Because of Washington State's drought, hop quality and flavor may vary significantly. These variations force brewers to adapt and be creative, which leads to new beers.
"For a quality brewer, being perfectly consistent isn't necessarily your biggest priority," says Gerardy. "I don't think people understand how much the beers they love actually fluctuate."
For Spencer, that means understanding each hop's flavor profile. "Some of our IPAs will use up to five different hops, so as we transition from one crop to another—if the Cascade, Amarillo, or Centennial are a little different—we adjust," he says.

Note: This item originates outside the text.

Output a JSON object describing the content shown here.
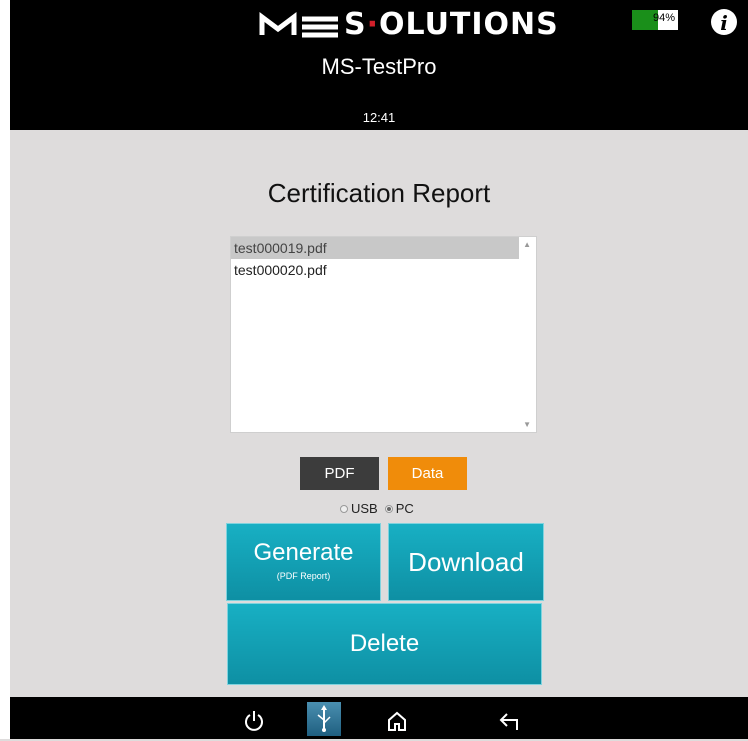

To that end, Spencer has started traveling to Eastern Washington to meet with hop farmers. "We need to be out in the fields, smelling the hops when they're on the vines, so we know which crops are going to give us the product that we want," he says.

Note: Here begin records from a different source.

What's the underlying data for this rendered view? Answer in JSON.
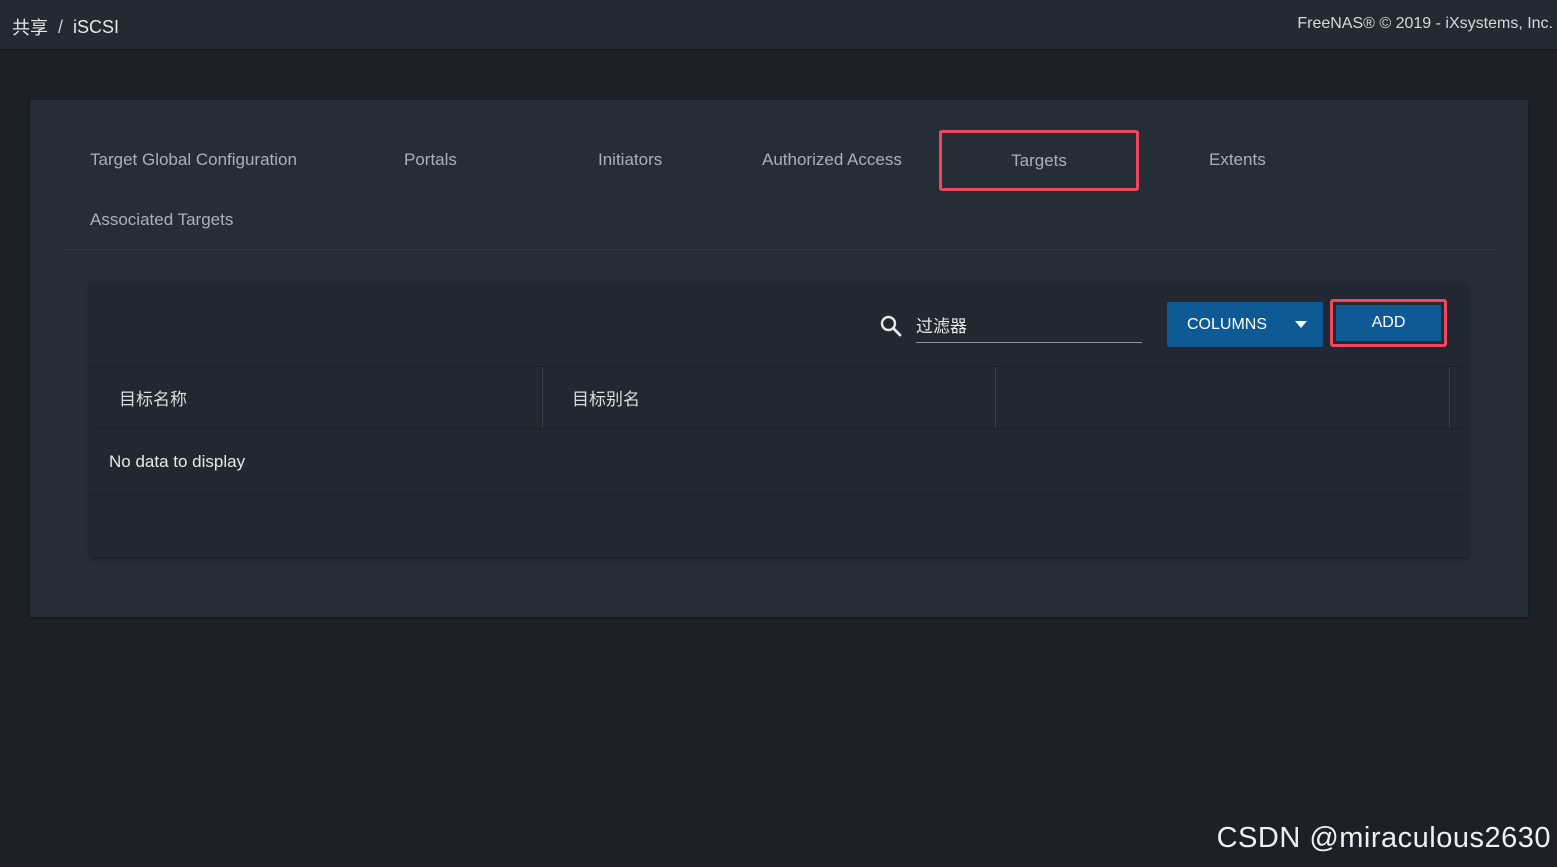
{
  "breadcrumb": {
    "parent": "共享",
    "separator": "/",
    "current": "iSCSI"
  },
  "copyright": "FreeNAS® © 2019 - iXsystems, Inc.",
  "tabs": [
    {
      "label": "Target Global Configuration"
    },
    {
      "label": "Portals"
    },
    {
      "label": "Initiators"
    },
    {
      "label": "Authorized Access"
    },
    {
      "label": "Targets",
      "active": true
    },
    {
      "label": "Extents"
    },
    {
      "label": "Associated Targets"
    }
  ],
  "toolbar": {
    "search_icon": "search-icon",
    "filter_placeholder": "过滤器",
    "columns_label": "COLUMNS",
    "add_label": "ADD"
  },
  "table": {
    "columns": [
      "目标名称",
      "目标别名",
      ""
    ],
    "empty_message": "No data to display"
  },
  "watermark": "CSDN @miraculous2630",
  "colors": {
    "background": "#1b2029",
    "card": "#252d37",
    "button": "#0d5a94",
    "highlight": "#f0475e"
  }
}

Spencer says the timing of the hop harvest matters, too. If a cone is harvested before it's ripe, it yields less alpha acids, that all-important bittering component. Its flavors also may not be fully developed.
"When a Cascade gets to its magic stage, it's really piney and fruity. But if it's left on the vine too long, it starts to enter the onion-garlic spectrum," he says, scrunching up his nose.
Bigger breweries are able to contract hops, meaning they commit to purchasing a certain amount of hops in bulk, which allows them to pick the hops they want. Smaller breweries, on the other hand, rely on scrap hops. It doesn't necessarily mean the quality is lower, but it does mean there may be more variation.
Standard Brewing, which uses scrap hops, is in the midst of a significant expansion. With that jump means the ability to contract hops—not that the beer depends on that.
"Hops are just part of the story," Gerardy says. He believes the next frontiers in the local craft-brewing scene will be barrelfermenting, barrelaging, and developing new and entirely local yeast strains.
"Hopefully, the Seattle beer-drinking crowd will begin to understand what's going on and keep digging for a more complex understanding of it."
This article has been updated since its original publication.
This article appeared in the fall 2015 issue of The Sauce.